• **Work order**: Pull every line with the word "screenshot" out of the entries below.

***** Entries supplied

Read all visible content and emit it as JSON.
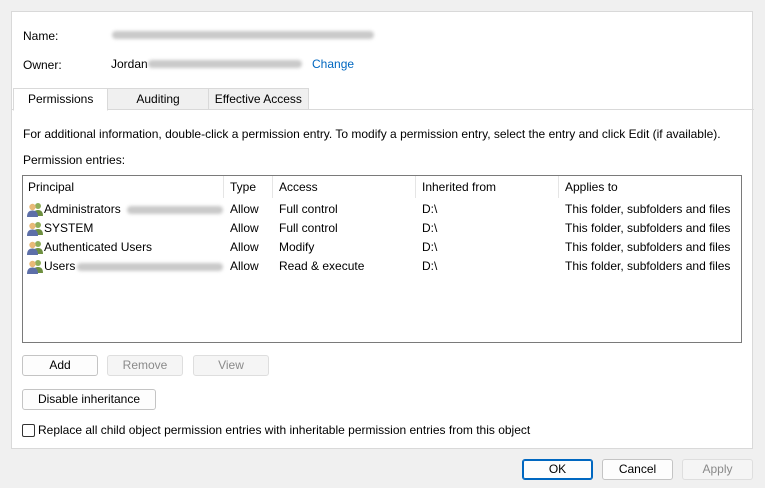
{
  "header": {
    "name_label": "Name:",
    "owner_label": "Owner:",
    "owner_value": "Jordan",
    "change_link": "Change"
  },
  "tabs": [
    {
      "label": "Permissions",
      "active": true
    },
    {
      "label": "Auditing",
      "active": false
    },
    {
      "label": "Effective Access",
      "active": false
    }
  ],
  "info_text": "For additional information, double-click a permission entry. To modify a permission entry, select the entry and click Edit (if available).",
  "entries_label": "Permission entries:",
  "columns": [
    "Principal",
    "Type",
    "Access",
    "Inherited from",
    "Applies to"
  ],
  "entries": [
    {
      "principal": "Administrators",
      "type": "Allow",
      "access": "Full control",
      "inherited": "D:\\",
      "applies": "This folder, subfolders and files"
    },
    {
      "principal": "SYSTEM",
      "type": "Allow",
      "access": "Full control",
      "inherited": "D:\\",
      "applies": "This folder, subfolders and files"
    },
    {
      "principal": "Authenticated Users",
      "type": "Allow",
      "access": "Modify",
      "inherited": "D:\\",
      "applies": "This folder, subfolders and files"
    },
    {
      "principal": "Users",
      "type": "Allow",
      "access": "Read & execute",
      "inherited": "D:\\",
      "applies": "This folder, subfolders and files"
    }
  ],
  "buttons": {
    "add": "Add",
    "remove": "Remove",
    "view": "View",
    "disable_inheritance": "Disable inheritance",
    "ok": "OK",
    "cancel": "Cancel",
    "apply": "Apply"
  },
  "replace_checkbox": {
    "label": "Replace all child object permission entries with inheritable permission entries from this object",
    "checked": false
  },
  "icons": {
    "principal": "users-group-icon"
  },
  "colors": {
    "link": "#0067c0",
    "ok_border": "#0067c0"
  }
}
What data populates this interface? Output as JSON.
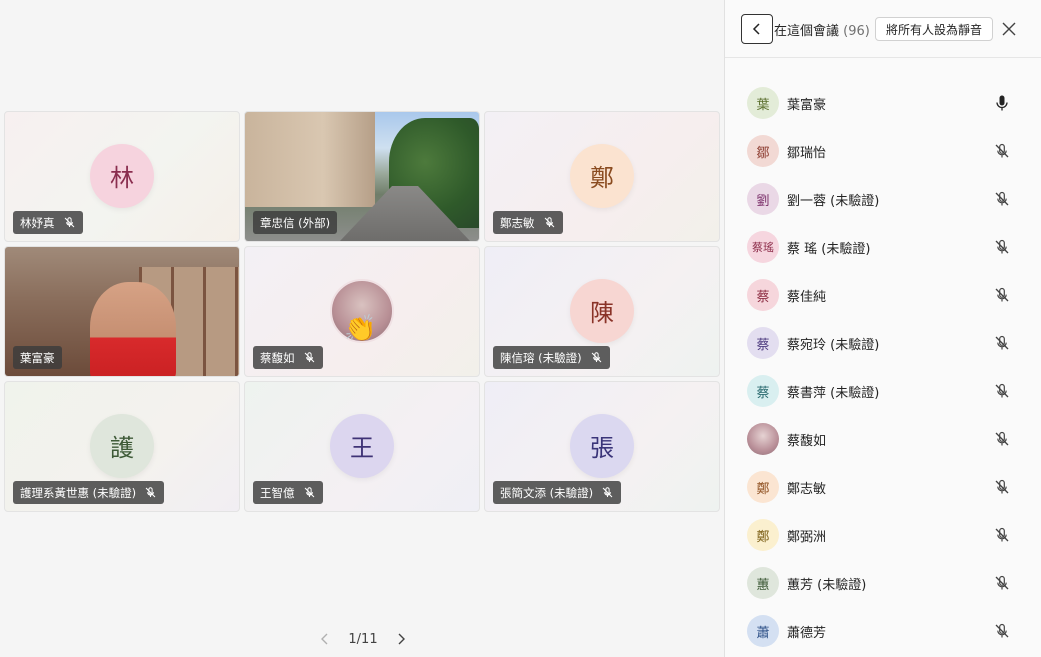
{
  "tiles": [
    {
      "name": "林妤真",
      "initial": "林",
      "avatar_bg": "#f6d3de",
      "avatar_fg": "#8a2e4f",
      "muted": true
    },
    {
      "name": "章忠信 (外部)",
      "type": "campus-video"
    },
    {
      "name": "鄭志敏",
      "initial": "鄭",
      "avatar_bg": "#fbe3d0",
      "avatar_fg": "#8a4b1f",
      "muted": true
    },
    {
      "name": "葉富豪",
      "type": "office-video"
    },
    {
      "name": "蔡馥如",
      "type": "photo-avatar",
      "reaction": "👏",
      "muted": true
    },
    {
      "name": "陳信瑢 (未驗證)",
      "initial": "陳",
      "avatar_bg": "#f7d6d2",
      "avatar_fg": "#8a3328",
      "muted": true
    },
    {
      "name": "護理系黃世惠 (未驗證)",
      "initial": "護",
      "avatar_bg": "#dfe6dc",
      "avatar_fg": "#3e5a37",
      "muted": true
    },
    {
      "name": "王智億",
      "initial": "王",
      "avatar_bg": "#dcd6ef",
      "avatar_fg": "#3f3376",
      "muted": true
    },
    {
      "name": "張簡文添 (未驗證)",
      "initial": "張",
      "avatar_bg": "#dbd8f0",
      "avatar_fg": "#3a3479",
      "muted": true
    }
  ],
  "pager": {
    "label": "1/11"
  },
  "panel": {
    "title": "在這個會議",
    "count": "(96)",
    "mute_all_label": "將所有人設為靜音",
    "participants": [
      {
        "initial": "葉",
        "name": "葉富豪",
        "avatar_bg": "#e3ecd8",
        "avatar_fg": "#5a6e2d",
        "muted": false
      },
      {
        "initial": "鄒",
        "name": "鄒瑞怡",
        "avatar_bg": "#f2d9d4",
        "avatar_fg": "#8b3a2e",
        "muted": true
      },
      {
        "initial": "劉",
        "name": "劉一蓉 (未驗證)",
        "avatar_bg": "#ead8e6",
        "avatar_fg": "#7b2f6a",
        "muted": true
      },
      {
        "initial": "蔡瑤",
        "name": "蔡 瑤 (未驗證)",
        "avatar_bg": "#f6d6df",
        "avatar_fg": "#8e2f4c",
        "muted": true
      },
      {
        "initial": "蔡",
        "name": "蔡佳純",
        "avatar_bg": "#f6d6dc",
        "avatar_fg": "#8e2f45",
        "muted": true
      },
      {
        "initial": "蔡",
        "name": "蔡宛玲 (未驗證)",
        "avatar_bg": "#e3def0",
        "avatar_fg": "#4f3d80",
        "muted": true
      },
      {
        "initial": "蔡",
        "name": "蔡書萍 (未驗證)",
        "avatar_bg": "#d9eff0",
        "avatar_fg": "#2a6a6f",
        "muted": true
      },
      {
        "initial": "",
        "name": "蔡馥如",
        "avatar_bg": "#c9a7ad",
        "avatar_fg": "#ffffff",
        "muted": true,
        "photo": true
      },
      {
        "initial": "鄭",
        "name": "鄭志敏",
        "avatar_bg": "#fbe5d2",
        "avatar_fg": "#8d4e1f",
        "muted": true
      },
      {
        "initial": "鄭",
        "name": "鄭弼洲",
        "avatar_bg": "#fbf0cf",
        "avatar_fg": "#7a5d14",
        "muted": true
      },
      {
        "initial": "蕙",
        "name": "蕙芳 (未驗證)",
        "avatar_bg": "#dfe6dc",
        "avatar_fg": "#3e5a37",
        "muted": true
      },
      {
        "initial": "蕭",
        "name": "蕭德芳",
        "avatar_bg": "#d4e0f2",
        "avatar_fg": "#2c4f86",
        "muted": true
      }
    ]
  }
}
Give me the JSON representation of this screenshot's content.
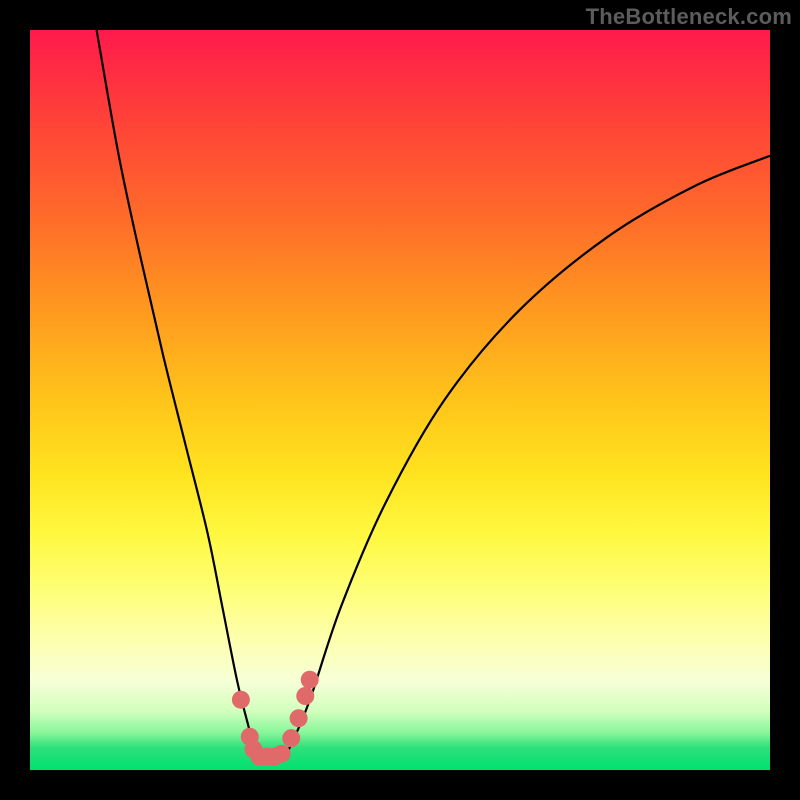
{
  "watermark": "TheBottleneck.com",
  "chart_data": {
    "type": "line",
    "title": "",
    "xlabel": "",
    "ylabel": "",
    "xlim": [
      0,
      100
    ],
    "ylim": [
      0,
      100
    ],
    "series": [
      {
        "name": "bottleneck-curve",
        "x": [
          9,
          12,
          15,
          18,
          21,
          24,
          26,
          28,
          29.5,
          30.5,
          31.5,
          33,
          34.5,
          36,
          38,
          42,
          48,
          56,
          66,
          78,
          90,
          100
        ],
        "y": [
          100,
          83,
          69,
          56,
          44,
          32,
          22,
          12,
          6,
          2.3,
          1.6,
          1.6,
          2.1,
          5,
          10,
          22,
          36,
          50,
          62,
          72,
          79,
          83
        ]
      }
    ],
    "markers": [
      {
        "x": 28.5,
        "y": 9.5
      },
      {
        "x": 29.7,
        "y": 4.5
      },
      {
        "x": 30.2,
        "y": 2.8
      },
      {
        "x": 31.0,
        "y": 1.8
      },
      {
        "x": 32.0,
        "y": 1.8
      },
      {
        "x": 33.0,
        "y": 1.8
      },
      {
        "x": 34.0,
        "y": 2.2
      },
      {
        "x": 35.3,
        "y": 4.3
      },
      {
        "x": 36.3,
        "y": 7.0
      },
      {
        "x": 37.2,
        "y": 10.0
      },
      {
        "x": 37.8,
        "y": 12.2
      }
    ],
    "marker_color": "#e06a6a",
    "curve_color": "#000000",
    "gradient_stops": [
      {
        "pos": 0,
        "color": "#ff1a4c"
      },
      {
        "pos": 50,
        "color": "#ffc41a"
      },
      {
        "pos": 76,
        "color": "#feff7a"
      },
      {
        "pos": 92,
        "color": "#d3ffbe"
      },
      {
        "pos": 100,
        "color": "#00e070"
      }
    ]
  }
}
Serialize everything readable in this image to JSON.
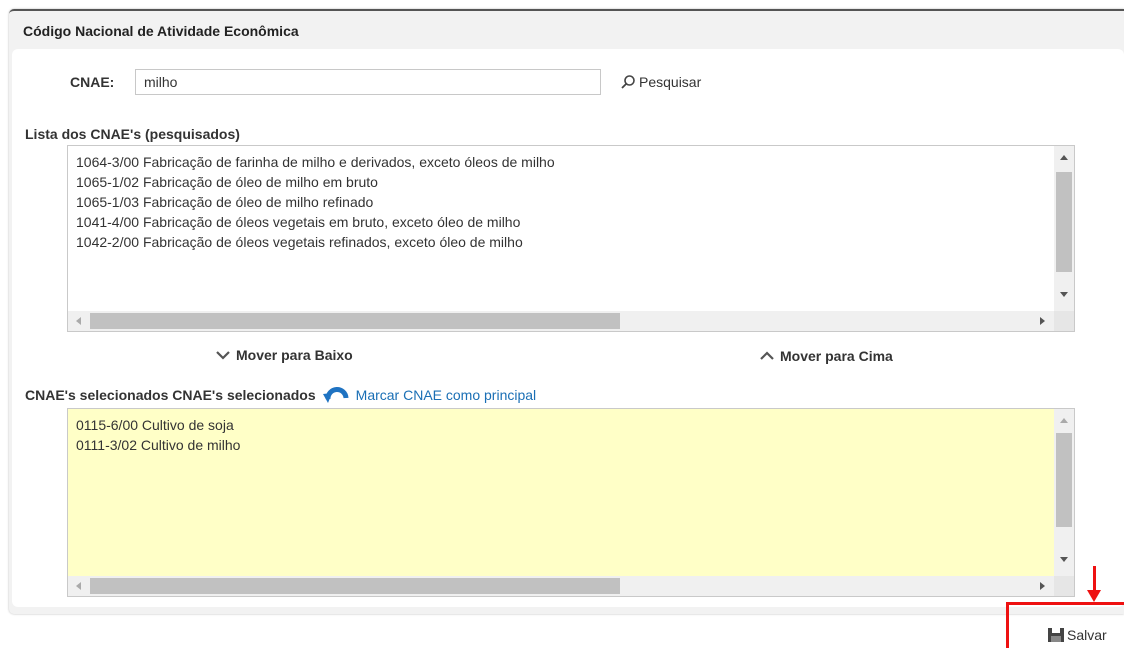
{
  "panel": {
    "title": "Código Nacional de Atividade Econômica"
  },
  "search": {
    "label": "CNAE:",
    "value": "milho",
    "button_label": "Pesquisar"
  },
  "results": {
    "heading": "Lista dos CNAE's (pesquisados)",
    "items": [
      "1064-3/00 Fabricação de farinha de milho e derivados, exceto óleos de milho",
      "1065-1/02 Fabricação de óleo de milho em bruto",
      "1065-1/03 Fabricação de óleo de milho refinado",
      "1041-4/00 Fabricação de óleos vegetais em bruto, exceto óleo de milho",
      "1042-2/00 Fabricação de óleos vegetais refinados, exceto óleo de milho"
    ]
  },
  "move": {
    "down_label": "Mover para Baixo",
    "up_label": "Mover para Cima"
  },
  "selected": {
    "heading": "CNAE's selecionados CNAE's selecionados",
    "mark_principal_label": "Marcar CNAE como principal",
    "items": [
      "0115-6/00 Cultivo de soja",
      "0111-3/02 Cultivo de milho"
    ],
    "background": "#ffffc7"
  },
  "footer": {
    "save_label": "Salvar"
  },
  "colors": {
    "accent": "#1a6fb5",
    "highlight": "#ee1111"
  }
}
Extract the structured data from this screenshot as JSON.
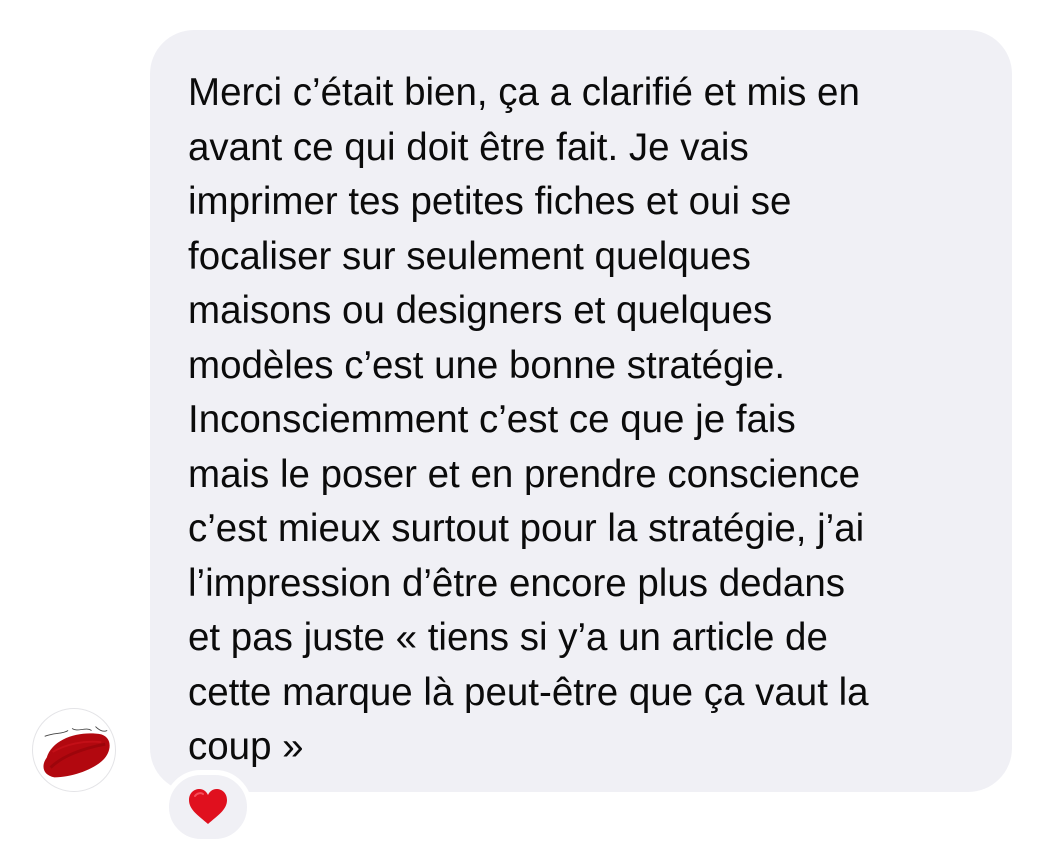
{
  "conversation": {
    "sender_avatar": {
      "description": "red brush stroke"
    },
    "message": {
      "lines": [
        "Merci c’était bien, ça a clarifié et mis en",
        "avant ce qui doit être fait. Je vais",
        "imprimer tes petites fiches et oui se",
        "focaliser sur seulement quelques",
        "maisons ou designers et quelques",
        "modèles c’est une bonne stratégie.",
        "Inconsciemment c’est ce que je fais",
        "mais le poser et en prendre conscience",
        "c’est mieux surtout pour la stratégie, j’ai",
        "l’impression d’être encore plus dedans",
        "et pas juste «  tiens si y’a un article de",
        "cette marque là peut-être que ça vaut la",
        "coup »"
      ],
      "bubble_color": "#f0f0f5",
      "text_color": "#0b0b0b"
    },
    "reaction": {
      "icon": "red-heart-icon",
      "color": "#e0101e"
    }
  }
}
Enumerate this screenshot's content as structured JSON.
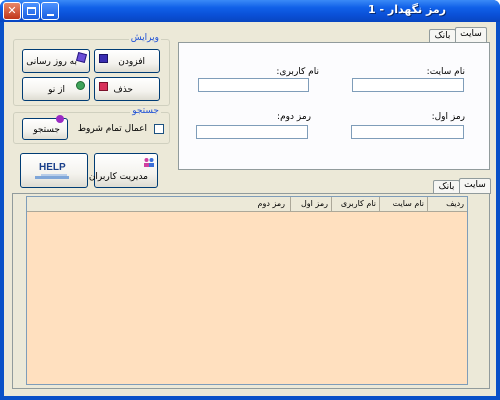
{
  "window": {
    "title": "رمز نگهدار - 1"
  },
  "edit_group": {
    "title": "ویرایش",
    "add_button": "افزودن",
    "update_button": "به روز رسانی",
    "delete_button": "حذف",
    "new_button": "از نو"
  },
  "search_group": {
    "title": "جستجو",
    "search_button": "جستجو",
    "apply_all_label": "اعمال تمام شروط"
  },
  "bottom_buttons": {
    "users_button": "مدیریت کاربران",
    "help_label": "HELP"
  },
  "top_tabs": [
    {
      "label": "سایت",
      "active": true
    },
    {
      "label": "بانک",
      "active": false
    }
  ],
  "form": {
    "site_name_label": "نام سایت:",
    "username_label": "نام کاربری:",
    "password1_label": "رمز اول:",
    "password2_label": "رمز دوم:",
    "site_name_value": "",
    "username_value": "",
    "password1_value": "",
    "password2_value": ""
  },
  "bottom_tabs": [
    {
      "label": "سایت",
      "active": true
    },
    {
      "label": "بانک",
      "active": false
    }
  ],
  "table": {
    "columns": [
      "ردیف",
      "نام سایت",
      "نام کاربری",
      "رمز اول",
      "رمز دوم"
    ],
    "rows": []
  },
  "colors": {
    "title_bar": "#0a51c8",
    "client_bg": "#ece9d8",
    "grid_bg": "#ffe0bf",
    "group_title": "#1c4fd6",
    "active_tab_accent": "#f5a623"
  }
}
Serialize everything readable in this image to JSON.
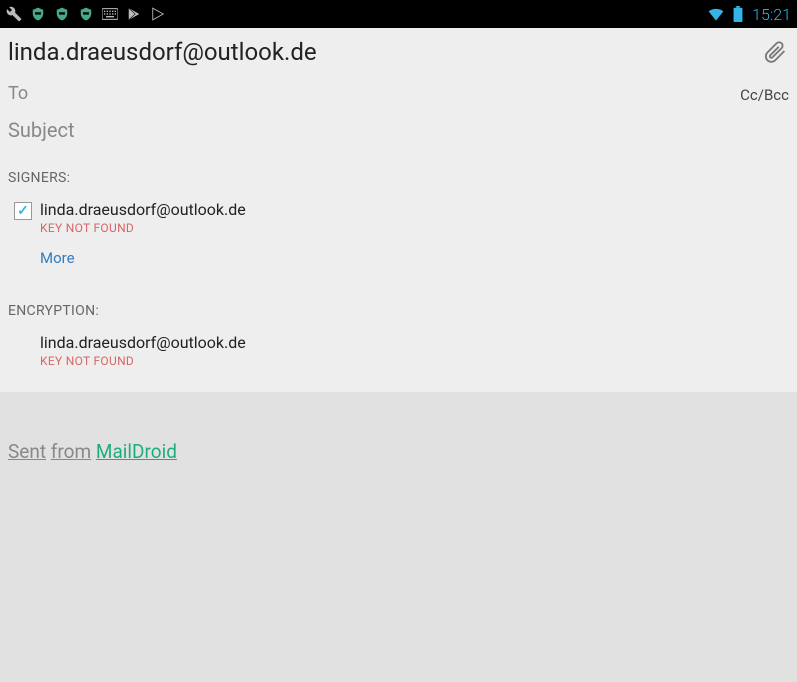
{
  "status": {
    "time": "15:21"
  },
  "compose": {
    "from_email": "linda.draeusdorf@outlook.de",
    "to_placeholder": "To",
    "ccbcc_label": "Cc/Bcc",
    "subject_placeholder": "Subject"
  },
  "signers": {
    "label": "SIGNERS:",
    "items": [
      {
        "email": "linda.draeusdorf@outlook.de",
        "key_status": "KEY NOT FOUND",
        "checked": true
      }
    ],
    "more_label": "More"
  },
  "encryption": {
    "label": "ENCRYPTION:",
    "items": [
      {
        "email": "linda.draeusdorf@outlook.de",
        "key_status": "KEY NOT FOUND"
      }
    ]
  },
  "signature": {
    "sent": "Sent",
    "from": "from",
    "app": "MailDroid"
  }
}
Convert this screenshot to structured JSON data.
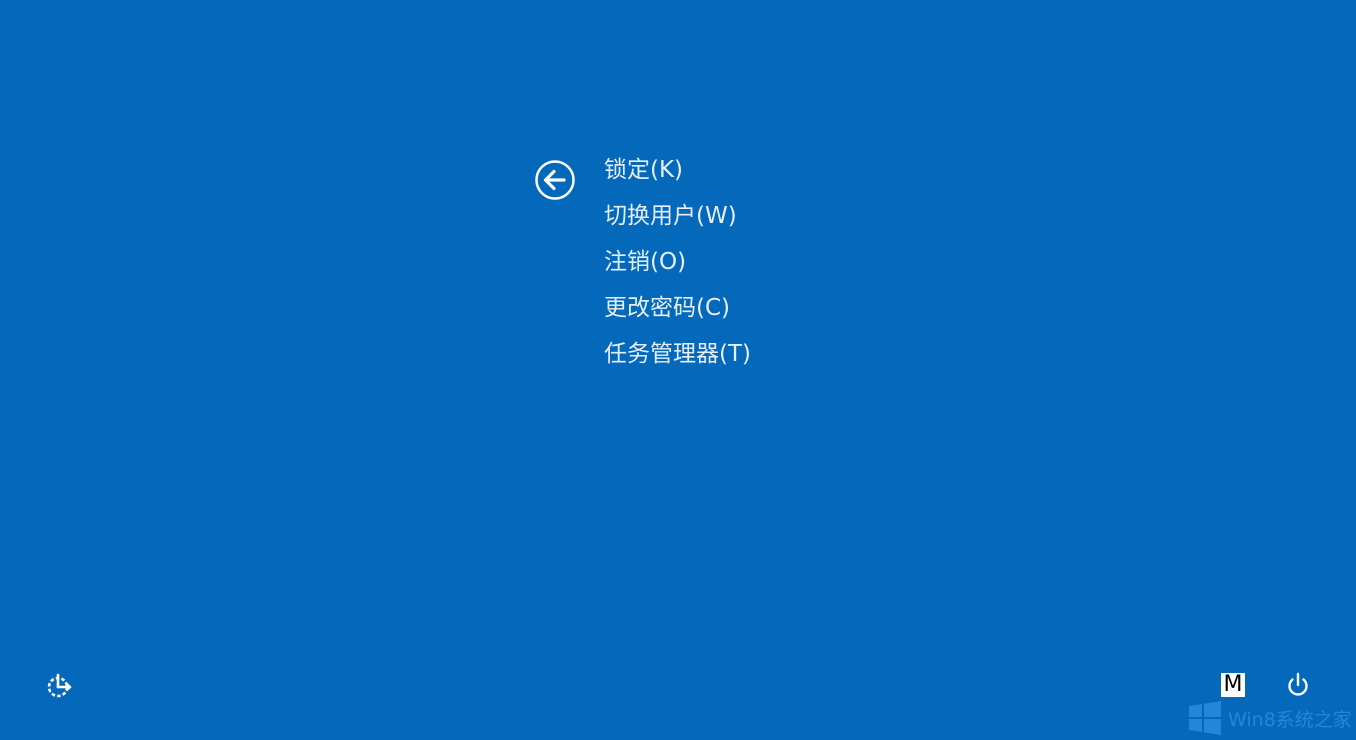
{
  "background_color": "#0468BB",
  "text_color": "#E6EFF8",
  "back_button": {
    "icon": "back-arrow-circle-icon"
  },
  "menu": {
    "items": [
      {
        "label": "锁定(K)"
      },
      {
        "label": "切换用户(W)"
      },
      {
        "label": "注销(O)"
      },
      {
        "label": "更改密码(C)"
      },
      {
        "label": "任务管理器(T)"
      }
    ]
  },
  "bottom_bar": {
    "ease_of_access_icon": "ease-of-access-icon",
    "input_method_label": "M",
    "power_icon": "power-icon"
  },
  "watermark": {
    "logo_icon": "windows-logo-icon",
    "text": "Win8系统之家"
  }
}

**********

• **Task answer**:
Give me the JSON representation of this screenshot's content.
Extract the structured data from this screenshot as JSON.
Enumerate this screenshot's content as structured JSON.
Convert this screenshot to structured JSON data.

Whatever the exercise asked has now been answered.